The present St. Mary Church dates to 1903. It replaced buildings ravaged by floods in the 1800s. Though the church foundation was completed in 1903 and its cornerstone put in place the following year, construction continued until 1905. Then, work was halted for two years while money was raised, church history reads. At the time of its Dec. 12, 1909, dedication by Columbus Bishop James J. Hartley, a Marietta newspaper read: “The church is of marvelous beauty, no pains having been spared to make it a place worthy of dedication to the services of God.”
The dedication was reported to have been the “largest assemblage, both of Catholics and non-Catholics, ever brought together by a church function” in Marietta. The church was filled to capacity, and an estimated 1,000 persons were turned away, it was reported in the secular publication.
At the time the church was completed, it reportedly cost slightly less than $129,000, of which almost $100,000 came from subscriptions by individuals and societies of the parish. The smallest recorded contribution was 10 cents, the largest, from its pastor, Father Francis M. Woesman, more than $4,000.
St. Mary’s restoration began in 2006 when murals – thought to date to the early 1900s – on the walls of the church were returned to their original grandeur. Then, outside the Fourth Street church, work on the stone was done. Inside, wiring was updated. Repaired plaster, along with the rest of the church, was painted. A permanent altar, made mostly of carved Italian marble and encircled by statues of the Twelve Apostles, was installed to replace a portable one. A crucifix and image of the Holy Family were added. The gathering space was enlarged. The number of confessionals was increased. Art
glass restoration and wall reinforcement were done.
There is a lot of history in the Catholic Church in Marietta, said Msgr. Campbell. Initially, missionaries are reported to have traveled from place to place for miles on horseback and brought together scattered families into small congregations. The Mass, he said, was the first instance of Christian worship ever offered in Marietta, the oldest city of the Northwest Territory. A Jesuit missionary, Father Joseph Peter de Bonnecamp, is said to have accompanied French troops inspecting the territory. As chaplain, he held services for the troops and preached to the Indians in the mid-1700s. The next records reveal Mass being celebrated in a house in what is now the area of Marietta’s Hart and Fifth streets.
The first resident pastor was Father James McCaffrey, who converted a storeroom into a church, above which he resided.
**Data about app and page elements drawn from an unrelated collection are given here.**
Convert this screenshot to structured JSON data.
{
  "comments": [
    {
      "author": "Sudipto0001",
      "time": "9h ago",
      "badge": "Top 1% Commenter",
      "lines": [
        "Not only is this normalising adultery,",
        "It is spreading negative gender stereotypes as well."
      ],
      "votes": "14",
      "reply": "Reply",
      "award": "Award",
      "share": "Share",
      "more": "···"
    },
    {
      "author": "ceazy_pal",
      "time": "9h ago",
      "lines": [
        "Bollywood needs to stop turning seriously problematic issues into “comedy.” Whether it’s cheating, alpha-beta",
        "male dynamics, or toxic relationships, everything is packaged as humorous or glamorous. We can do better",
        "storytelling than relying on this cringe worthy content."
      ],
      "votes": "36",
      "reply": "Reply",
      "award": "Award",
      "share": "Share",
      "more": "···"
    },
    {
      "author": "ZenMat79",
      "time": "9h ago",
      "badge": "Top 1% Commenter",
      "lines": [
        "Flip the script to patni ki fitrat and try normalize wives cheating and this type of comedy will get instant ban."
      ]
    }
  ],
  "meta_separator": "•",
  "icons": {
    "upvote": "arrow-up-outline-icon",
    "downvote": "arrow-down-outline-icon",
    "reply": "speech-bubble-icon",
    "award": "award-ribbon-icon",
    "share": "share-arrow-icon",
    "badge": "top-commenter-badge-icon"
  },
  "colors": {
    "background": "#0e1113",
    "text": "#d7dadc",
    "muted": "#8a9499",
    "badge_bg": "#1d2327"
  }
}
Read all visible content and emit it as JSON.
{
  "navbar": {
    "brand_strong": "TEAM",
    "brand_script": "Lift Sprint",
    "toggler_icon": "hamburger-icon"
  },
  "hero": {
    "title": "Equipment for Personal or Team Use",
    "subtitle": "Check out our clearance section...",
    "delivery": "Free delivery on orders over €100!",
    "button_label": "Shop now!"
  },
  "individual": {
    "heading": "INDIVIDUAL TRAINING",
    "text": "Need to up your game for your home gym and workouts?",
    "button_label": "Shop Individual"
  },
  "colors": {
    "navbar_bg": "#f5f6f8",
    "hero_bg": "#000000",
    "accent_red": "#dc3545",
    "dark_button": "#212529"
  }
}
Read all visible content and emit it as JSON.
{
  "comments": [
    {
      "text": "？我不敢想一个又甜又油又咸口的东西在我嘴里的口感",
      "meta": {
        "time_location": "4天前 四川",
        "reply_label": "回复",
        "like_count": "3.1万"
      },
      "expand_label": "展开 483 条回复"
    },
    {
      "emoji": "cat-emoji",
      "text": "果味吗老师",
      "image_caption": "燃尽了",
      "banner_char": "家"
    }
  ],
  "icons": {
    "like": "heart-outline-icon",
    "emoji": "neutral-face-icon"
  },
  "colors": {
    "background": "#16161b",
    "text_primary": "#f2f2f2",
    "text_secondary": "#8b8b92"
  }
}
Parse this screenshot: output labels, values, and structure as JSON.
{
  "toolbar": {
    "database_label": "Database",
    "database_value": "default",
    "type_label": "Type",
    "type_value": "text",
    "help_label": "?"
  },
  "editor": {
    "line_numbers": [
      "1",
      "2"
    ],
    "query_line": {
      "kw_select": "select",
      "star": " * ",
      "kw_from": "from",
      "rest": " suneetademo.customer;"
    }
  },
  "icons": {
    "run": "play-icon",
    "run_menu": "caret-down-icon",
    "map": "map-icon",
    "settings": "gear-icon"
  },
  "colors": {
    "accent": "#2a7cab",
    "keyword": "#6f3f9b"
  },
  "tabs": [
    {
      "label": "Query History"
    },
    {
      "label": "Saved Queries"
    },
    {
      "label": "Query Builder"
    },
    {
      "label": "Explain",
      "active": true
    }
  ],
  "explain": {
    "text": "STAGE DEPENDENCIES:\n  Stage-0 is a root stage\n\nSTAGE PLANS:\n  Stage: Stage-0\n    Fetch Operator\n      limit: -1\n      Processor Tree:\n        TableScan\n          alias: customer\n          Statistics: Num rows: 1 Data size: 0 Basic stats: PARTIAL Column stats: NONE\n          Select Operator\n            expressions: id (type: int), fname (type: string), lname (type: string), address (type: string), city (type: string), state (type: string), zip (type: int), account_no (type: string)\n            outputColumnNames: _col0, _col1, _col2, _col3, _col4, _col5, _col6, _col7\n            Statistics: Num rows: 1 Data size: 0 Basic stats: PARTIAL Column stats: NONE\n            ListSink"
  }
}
Construction on a first church began in 1850. Bricks for the new building were said to have been taken from an old Indian mound. Efforts to move the church out of the path of floodwaters came when a new church site, the present location, was purchased Feb. 22, 1900.
The history of St. Mary Parish and pictures of the church were part of the multipage petition sent to Rome, as St. Mary’s status as a minor basilica was contemplated, Msgr. Campbell said.
A Mass to celebrate the designation will be planned, probably for the fall, Msgr. Campbell said. He informed Massgoers July 20-21 of the receipt of the title.
There are only two other minor basilicas in the state of Ohio, Msgr. Campbell said.
The Basilica of St. John the Baptist, Canton, was made a minor basilica in 2012. It claims to be the oldest Catholic parish in northeastern Ohio. The second minor basilica is the Basilica and National Shrine of Our Lady of Consolation, Carey.